Our week long summer courses offer the chance to work with professional artists! Choose between Summer Story Makers and Picture This.

Anne Shirley

from Anne of Green Gables

Upload your character

By Rebecca

A photo of Rebecca Dowman in a red wig holding the book Anne of Green Gables

She is a feeling. A bitter-sweet flashback of childhood, warmth and home.

Anne Shirley was 11 when I first ‘met’ her: a mail-order orphan with long, red braids awaiting collection by Matthew Cuthbert at Bright River railway station. Shy farmer Matthew was in for a surprise, the first of many concerning Anne, as he and his sister Marilla had requested a boy…

I was eight, sitting with my Mum in her chaotic kitchen, watching the 1972 BBC mini-series on a black and white portable. Every Sunday for five weeks we followed LM Montgomery’s Anne through her fears of returning to the orphanage – “my life is a graveyard of forlorn hopes” – her adventures with ‘bosom friend’ Diana Barry, her despair over her red hair and freckles, the classroom rivalry with sworn enemy Gilbert Blythe, and her sorrow on gentle Matthew’s death.

Mum and I watched endless TV children’s classics together but no other made us laugh, gasp and cry as much. Anne got into the most fabulous scrapes. Like the time the ‘black’ dye she bought from a pedlar turned her hair green, or when she was rescued – humiliation-on-humiliation – by Gilbert after the boat in which she was posing as Tennyson’s fair lily maid sank.

And, unlike many heroines, she had a cracking temper. Gilbert suffered a broken slate on his head and five years of blank hostility after calling her Carrots, and she gave a critical neighbour as good as she got. “’I hate you,’ she cried in a choked voice, stamping her foot on the floor. ‘How dare you call me skinny and ugly? How dare you say I’m freckled and red-headed. You are a rude, impolite and unfeeling woman.’” Go girl!

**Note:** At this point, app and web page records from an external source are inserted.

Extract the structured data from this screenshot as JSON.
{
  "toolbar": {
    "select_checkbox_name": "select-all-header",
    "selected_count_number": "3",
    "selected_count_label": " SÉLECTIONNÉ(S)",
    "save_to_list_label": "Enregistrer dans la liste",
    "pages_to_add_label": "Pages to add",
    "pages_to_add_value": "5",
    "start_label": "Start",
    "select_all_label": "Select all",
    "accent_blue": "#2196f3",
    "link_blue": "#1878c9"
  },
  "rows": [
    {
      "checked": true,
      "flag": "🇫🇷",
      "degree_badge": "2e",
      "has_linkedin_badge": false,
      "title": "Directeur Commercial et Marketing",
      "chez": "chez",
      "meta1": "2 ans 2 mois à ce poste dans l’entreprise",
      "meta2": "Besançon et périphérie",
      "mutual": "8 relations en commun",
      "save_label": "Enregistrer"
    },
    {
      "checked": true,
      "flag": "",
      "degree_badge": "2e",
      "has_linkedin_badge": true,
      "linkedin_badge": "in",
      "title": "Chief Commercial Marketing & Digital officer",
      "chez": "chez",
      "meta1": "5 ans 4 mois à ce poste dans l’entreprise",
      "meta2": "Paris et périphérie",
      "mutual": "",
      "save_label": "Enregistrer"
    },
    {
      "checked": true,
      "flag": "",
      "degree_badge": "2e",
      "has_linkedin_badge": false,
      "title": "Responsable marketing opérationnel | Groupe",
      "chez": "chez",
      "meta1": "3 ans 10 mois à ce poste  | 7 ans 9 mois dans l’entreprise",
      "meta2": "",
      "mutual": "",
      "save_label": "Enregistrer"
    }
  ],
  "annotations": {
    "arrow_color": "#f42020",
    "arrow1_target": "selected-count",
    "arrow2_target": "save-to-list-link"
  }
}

I wanted to be like Anne. Shy and awkward, I yearned for the confidence to chatter effortlessly like she did and to have a Diana to signal to from my gable window. And I longed to have a Gilbert Blythe as ‘my good enemy’ because, of course, Mum and I always knew they were destined to be together. “’I have a dream,’ he said slowly,” – working up to The Proposal – “’I persist in dreaming it, although it has often seemed to me that it could never come true. I dream of a home with a hearth fire in it, a cat and dog, the footsteps of friends – and you…’” Hell will freeze over before those lines fail to make me sniffle.

Thirty years after we first watched Anne of Green Gables, Mum and I saw it performed at the Lilian Baylis Theatre. I did not know it then but the long illness that would steal Mum’s memories had already begun rolling in. Some years later, to try to help her recapture joy, I compiled ‘Val’s happiness book’ filled with special reminders – cards, party invitations, photos of babies, weddings, laughter – and a bookmark from that show, illustrated with a long, red braid.

The 26 writing group has worked with The Story Museum as part of its 26 Characters exhibition. The group have produced a collection of poems, and couldn’t resist being part of the gallery of favourite characters.

Back to gallery